> _YOUR ASSIGNMENT_
Hand back each record exactly as you find it.

> _SOURCE DATA_
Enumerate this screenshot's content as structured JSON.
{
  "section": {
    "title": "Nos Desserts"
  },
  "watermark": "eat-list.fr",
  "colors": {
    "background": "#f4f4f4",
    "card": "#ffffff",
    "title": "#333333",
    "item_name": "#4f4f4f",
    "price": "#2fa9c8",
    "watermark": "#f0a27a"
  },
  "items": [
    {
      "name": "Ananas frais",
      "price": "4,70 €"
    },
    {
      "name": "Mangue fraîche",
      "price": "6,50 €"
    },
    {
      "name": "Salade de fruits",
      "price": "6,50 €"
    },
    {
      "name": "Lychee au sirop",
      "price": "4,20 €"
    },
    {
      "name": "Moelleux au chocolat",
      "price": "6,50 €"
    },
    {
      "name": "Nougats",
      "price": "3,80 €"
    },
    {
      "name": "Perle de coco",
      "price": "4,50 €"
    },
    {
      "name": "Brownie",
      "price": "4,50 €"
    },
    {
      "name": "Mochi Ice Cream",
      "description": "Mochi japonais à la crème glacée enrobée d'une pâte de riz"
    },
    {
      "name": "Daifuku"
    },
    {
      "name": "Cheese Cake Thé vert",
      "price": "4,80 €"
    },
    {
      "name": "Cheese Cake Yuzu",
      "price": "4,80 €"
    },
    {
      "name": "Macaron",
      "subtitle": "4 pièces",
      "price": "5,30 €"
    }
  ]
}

> _TASK SOLUTION_
Enumerate this screenshot's content as structured JSON.
{
  "section": {
    "title": "Nos Desserts"
  },
  "watermark": "eat-list.fr",
  "colors": {
    "background": "#f4f4f4",
    "card": "#ffffff",
    "title": "#333333",
    "item_name": "#4f4f4f",
    "price": "#2fa9c8",
    "watermark": "#f0a27a"
  },
  "items": [
    {
      "name": "Ananas frais",
      "price": "4,70 €"
    },
    {
      "name": "Mangue fraîche",
      "price": "6,50 €"
    },
    {
      "name": "Salade de fruits",
      "price": "6,50 €"
    },
    {
      "name": "Lychee au sirop",
      "price": "4,20 €"
    },
    {
      "name": "Moelleux au chocolat",
      "price": "6,50 €"
    },
    {
      "name": "Nougats",
      "price": "3,80 €"
    },
    {
      "name": "Perle de coco",
      "price": "4,50 €"
    },
    {
      "name": "Brownie",
      "price": "4,50 €"
    },
    {
      "name": "Mochi Ice Cream",
      "description": "Mochi japonais à la crème glacée enrobée d'une pâte de riz"
    },
    {
      "name": "Daifuku"
    },
    {
      "name": "Cheese Cake Thé vert",
      "price": "4,80 €"
    },
    {
      "name": "Cheese Cake Yuzu",
      "price": "4,80 €"
    },
    {
      "name": "Macaron",
      "subtitle": "4 pièces",
      "price": "5,30 €"
    }
  ]
}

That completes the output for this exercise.